In almost every concert hall and theatre across the globe stands a single light, an illuminating beacon piercing the darkness of an empty stage. Since the days of gaslight-lit theatres and concert halls, the "ghost light" guarded empty stages and kept watch until the music returned to fill the air and dispel the darkness.
During the days of Mozart and Beethoven, gaslights washed the stage with light and allowed orchestras to perform well into the night. When the concert hall was dark, the stagehands would light a single lamp to equalize the pressure in the system. From the original stage lights to the gilded and iconic chandelier, gaslights first illuminated the Troy Savings Bank Music Hall. If you walk around the hall, you will notice the remnants of the old gaslight system on the outer walls. Stop and imagine the sights, smells, and sounds that went with it.

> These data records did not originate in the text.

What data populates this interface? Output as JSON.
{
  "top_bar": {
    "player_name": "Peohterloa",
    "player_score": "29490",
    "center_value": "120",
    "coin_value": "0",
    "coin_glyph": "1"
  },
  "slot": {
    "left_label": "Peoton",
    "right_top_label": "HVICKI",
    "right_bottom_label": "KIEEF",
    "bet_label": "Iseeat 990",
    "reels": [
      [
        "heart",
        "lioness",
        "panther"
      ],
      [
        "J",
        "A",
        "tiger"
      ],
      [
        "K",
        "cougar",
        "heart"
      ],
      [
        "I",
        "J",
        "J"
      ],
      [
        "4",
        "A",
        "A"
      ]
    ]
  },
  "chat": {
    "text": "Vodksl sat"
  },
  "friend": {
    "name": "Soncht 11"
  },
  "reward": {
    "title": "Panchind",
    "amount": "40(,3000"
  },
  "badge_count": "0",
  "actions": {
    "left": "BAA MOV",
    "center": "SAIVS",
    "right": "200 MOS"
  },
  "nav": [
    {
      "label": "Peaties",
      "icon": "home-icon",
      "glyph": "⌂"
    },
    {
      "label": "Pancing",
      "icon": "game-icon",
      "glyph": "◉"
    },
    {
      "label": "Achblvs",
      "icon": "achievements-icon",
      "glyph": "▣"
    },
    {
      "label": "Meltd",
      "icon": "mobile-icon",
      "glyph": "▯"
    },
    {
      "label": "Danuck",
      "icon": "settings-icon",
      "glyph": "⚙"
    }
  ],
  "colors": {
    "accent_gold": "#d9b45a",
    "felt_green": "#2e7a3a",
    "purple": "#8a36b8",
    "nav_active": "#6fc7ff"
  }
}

The "Ghost Light" survived the transition to electricity to keep stagehands from tripping onstage or falling into the orchestra pit. But, if you ask anyone who works backstage at a theatre or concert hall, you will hear a different and more chilling reason for the "Ghost Light."
Many who work in the arts share stories about phantoms and ghosts that inhabit many of the world's greatest concert halls. They are the spirits of yesterday's classical giants who haunt the grand stages upon which they played. The "Ghost Light" is a spotlight to the eternal performances of those restless musicians whose music keeps away evil spirits that seek to silence the timeless joys of music. Next time you step into a theatre, look to the "Ghost Light," stop and listen. Do you hear the sounds of the past echoing through the space?
While there aren't any known stories of ghosts haunting the hallowed rooms of the Troy Savings Bank Music Hall, the memories of past performances echo through the halls, waiting to be heard and discovered again. From Sergei Rachmaninoff to violinist Yehudi Menuhin and opera soprano Lillian Nordica, the Troy Savings Bank Music Hall is the stage of countless stories etched into music history. The "ghost light" today may not dispel evil spirits or spotlight the ghosts of past performers. It is a symbol of hope that concert halls would reopen and concerts resume.
On Friday, November 5, 2021, at the Troy Savings Bank Music Hall, the "Ghost Light" at the Troy Savings Bank Music Hall will go out, the doors to the concert hall will reopen, and the darkness will dissipate, giving light to a new ESYO performance. ESYO's Opening Night concert features conductor Andrés Rivas from The Orchestra Now and ESYO's Symphony Orchestra.
Purchase your tickets today and enjoy the music you love performed by the region's best young musicians.
WHAT YOU WILL HEAR
Antonín Dvořák: Symphony No. 8
Arturo Márquez: Danzón No. 2
Jennifer Higdon: Light